PROBLEM TO SOLVE: For the word "dash", return each line of the data in which it occurs.

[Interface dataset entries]
Start of Block
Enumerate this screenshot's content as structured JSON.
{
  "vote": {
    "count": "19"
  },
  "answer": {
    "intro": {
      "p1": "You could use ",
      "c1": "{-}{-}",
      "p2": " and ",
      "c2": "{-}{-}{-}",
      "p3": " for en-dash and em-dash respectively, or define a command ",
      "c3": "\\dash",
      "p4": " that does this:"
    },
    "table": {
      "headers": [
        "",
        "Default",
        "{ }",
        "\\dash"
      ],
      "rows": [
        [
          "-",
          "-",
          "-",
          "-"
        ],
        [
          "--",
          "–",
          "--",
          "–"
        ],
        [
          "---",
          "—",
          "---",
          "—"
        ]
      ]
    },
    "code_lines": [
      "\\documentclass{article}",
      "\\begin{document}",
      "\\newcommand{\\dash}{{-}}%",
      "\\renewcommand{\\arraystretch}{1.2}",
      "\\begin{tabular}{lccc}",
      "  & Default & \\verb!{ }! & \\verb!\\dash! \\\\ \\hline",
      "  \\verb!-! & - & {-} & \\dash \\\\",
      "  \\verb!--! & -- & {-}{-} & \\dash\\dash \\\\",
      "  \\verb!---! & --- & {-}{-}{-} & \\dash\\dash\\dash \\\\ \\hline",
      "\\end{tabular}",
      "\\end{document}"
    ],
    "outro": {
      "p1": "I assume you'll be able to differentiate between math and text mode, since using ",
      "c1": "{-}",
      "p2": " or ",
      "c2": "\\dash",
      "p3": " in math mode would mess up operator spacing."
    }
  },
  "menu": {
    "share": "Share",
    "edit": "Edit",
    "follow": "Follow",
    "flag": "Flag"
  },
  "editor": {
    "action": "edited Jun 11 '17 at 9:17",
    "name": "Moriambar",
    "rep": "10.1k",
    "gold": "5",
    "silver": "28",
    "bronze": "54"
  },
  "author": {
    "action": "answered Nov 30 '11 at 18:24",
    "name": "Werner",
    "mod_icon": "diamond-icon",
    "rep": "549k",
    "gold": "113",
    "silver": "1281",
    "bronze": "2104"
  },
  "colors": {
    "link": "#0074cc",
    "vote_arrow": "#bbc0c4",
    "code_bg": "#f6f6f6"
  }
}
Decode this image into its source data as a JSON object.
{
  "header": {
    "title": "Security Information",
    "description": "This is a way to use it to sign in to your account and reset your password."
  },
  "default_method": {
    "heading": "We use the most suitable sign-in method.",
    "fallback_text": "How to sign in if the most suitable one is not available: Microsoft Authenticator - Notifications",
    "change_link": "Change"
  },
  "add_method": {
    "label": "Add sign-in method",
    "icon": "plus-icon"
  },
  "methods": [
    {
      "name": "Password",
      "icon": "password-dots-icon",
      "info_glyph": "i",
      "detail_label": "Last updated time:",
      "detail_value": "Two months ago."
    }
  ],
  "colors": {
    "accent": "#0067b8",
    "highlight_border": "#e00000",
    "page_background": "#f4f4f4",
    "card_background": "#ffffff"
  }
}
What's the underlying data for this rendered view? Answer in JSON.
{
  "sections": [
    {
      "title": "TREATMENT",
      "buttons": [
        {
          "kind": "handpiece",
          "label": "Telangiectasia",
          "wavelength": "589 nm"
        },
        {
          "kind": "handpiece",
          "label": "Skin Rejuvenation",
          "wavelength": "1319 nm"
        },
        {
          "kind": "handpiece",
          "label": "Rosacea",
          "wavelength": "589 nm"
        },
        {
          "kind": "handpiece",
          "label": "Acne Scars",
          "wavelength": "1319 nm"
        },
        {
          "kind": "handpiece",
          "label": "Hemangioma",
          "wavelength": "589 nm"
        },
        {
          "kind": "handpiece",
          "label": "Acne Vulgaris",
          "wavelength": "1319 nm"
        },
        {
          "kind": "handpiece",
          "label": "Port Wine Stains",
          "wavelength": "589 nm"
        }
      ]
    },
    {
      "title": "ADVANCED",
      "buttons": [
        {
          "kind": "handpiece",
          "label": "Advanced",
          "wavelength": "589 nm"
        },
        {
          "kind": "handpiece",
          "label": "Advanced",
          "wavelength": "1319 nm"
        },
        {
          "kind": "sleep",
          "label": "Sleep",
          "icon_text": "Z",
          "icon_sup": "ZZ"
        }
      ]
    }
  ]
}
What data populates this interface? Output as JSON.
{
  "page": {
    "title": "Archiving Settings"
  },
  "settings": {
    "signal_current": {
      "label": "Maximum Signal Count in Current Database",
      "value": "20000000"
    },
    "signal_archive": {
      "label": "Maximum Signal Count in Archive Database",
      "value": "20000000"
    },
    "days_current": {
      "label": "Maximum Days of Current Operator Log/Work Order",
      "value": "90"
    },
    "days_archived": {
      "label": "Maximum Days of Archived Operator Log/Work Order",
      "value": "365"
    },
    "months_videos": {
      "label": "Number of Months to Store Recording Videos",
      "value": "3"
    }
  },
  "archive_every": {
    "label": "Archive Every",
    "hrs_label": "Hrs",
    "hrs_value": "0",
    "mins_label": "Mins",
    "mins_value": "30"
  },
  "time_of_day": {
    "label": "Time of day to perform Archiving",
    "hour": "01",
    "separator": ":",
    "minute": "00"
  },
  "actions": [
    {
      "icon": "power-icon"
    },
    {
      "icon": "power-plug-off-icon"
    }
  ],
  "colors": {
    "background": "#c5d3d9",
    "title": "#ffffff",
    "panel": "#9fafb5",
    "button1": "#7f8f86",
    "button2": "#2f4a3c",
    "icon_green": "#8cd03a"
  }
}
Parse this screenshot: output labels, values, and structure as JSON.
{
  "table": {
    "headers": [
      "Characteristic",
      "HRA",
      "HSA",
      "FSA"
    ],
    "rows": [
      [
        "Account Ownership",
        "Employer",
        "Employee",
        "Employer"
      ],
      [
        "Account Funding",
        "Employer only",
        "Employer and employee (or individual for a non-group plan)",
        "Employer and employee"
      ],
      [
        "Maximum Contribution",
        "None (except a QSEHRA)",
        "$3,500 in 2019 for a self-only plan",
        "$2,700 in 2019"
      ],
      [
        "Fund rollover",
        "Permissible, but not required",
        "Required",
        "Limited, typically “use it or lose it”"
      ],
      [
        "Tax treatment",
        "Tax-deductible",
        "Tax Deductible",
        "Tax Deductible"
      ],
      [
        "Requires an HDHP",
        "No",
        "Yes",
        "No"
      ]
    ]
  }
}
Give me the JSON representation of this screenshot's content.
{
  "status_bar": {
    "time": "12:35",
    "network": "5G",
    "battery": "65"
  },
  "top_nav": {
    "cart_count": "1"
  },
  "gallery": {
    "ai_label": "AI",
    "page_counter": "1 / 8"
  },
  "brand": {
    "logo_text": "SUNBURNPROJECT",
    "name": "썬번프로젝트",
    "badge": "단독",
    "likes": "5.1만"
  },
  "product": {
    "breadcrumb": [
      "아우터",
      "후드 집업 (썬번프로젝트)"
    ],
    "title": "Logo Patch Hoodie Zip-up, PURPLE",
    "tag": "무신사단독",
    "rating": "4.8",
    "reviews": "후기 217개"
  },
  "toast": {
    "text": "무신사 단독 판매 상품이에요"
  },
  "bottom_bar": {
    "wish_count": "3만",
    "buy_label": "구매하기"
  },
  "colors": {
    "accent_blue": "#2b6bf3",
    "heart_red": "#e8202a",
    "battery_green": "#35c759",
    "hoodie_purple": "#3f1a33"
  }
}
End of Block
TASK ANSWER:
      "p3": " for en-dash and em-dash respectively, or define a command ",
      "c3": "\\dash",
        "\\dash"
      "\\newcommand{\\dash}{{-}}%",
      "  & Default & \\verb!{ }! & \\verb!\\dash! \\\\ \\hline",
      "  \\verb!-! & - & {-} & \\dash \\\\",
      "  \\verb!--! & -- & {-}{-} & \\dash\\dash \\\\",
      "  \\verb!---! & --- & {-}{-}{-} & \\dash\\dash\\dash \\\\ \\hline",
      "c2": "\\dash",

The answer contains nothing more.